Website and app data records

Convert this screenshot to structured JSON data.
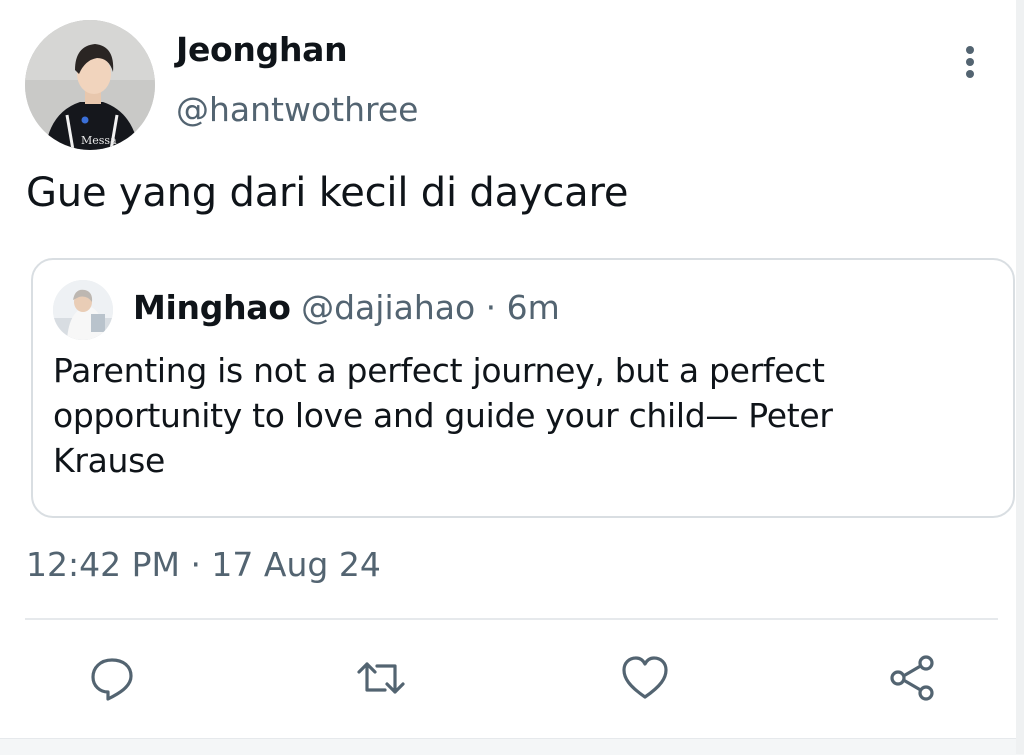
{
  "tweet": {
    "author": {
      "display_name": "Jeonghan",
      "handle": "@hantwothree",
      "avatar_icon": "profile-photo"
    },
    "text": "Gue yang dari kecil di daycare",
    "quoted_tweet": {
      "display_name": "Minghao",
      "handle": "@dajiahao",
      "separator": "·",
      "relative_time": "6m",
      "text": "Parenting is not a perfect journey, but a perfect opportunity to love and guide your child— Peter Krause"
    },
    "timestamp": "12:42 PM · 17 Aug 24"
  },
  "actions": {
    "reply_icon": "reply-icon",
    "retweet_icon": "retweet-icon",
    "like_icon": "heart-icon",
    "share_icon": "share-icon",
    "more_icon": "more-vertical-icon"
  },
  "colors": {
    "primary_text": "#0f1419",
    "secondary_text": "#536471",
    "icon": "#536471",
    "border": "#d9dee2"
  }
}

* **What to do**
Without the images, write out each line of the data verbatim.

* **Output for this exercise**
Convert this screenshot to structured JSON data.
{
  "tweet": {
    "author": {
      "display_name": "Jeonghan",
      "handle": "@hantwothree",
      "avatar_icon": "profile-photo"
    },
    "text": "Gue yang dari kecil di daycare",
    "quoted_tweet": {
      "display_name": "Minghao",
      "handle": "@dajiahao",
      "separator": "·",
      "relative_time": "6m",
      "text": "Parenting is not a perfect journey, but a perfect opportunity to love and guide your child— Peter Krause"
    },
    "timestamp": "12:42 PM · 17 Aug 24"
  },
  "actions": {
    "reply_icon": "reply-icon",
    "retweet_icon": "retweet-icon",
    "like_icon": "heart-icon",
    "share_icon": "share-icon",
    "more_icon": "more-vertical-icon"
  },
  "colors": {
    "primary_text": "#0f1419",
    "secondary_text": "#536471",
    "icon": "#536471",
    "border": "#d9dee2"
  }
}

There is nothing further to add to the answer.